When GDPR comes into force, it will bring new mandatory requirements for data controllers and processors. These will provide further safeguards, ranging from the need to gain an individual’s consent to store and use their data (and their right to know what personal data is held about them) right through to the need for some companies to appoint data protection officers.
GDPR will also introduce much heavier penalties for breaches of the regulation by companies that fail to comply. The responsibility lies on individual firms to understand the risks associated with any personal data they hold or use and to take the necessary measures to mitigate those risks.
Cyber Essentials Overview
The Cyber Essentials Scheme is a part of the Government’s National Cyber Security Strategy, which seeks to make the UK a safer place to conduct business online.
The Scheme is designed to promote and certify basic levels of technical protection against cyber attacks.
Cyber Essentials focuses on five key technical controls that will help companies to protect themselves from the most common types of cyber attacks: phishing and hacking.
The five controls are:
boundary firewalls and Internet gateways
security software patch management
When implemented correctly, these five controls will help to provide mitigation against a wide range of potential threats.
There are two levels of Cyber Essentials:
The Basic Programme outlined above, which is a self-assessment scheme, and Cyber Essentials Plus.
The latter includes an onsite technical audit conducted by an external body and an internal and external vulnerability test.
Cyber Essentials is all about protecting your firm against potential cyber attacks. Although this complements many of the GDPR requirements, the new regulation actually covers many more aspects relating to the protection of personal data. This includes the rights of individuals to access any personal data relating to them that an organisation holds, free of charge.
Firms must have processes in place that enable them to meet such requests within 30 days, or face being penalised.
Under GDPR, if there are any data breaches that could mean that personal data has been compromised, a firm might have to notify their entire customer base about this.
A matter of culture
Key Differences between GDPR and Cyber Essentials:
With GDPR, an essential component of achieving and maintaining compliance is an effective risk management strategy, which includes keeping accurate records; checking and updating procedures wherever necessary; and reviewing compliance processes on a regular basis. With Cyber Essentials, the emphasis is on technical protection rather than a risk management strategy.
Essential or not?
Whilst both programmes could be regarded as essential requirements for a busy law firm, Cyber Essentials is a scheme devised by the government to help companies to protect themselves. There are no direct penalties for firms failing to use Cyber Essentials — other than the obvious risk of the potential threat to their data and systems by not having suitable levels of protection.
However, firms who work with government bodies, including the Ministry of Defence, must have Cyber Essentials certification as a minimum standard.
In contrast, GDPR is mandatory — any firms dealing with personal data must take measures to comply with the regulation or face potentially severe consequences.
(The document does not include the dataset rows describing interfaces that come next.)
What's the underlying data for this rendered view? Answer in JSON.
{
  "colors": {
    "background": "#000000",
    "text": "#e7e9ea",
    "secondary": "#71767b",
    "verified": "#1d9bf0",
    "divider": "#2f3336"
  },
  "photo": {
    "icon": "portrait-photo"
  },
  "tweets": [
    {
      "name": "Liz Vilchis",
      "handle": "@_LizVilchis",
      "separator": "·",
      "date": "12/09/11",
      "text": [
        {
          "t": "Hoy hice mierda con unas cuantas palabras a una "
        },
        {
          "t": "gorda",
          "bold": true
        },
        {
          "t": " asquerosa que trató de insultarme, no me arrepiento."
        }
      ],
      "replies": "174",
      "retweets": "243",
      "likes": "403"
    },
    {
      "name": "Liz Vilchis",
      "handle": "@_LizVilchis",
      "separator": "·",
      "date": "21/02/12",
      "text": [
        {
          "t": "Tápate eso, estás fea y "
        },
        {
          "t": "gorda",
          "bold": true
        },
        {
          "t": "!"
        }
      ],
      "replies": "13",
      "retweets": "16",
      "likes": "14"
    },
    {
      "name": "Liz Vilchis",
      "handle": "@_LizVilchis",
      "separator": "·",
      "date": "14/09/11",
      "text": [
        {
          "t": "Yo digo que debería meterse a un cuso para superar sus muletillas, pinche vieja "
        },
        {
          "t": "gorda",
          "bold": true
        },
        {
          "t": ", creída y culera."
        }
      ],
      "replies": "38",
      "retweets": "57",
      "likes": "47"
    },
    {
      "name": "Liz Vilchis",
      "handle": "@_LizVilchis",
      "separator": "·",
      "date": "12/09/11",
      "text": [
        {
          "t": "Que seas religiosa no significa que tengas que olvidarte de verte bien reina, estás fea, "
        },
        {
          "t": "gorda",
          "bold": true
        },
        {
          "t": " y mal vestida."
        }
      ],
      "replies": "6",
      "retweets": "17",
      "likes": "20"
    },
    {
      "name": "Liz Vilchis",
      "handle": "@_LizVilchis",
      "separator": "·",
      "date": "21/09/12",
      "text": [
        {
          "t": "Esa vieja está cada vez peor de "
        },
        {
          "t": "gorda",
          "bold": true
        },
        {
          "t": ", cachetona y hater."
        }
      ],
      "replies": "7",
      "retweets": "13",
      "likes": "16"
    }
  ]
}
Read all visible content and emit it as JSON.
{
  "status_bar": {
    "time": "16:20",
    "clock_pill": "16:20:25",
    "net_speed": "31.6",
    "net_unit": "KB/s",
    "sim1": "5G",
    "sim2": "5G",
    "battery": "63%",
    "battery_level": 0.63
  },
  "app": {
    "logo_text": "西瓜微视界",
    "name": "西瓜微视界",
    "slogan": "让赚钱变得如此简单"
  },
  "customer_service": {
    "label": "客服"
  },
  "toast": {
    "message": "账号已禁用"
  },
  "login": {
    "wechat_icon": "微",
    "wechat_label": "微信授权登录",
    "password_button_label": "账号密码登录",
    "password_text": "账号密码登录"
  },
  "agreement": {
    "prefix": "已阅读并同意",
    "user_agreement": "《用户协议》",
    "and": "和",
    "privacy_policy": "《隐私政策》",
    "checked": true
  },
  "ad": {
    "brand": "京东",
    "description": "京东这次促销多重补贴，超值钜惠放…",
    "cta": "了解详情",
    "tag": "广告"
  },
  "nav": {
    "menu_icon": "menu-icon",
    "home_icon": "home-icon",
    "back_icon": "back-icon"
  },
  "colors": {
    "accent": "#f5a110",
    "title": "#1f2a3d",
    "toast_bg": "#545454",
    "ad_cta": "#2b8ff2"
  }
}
As mentioned previously, the responsibility lies on the individual company to ensure that it can comply with the regulation.
Cyber Essentials is basically a technical solution designed to protect a company against phishing and hacking by cyber criminals. GDPR is meant to go a step further — it aims to bring a change in the corporate culture.
It wants everyone in the organisation that handles or manages personal data to be aware of the potential threats and to use the most effective processes for safeguarding that data.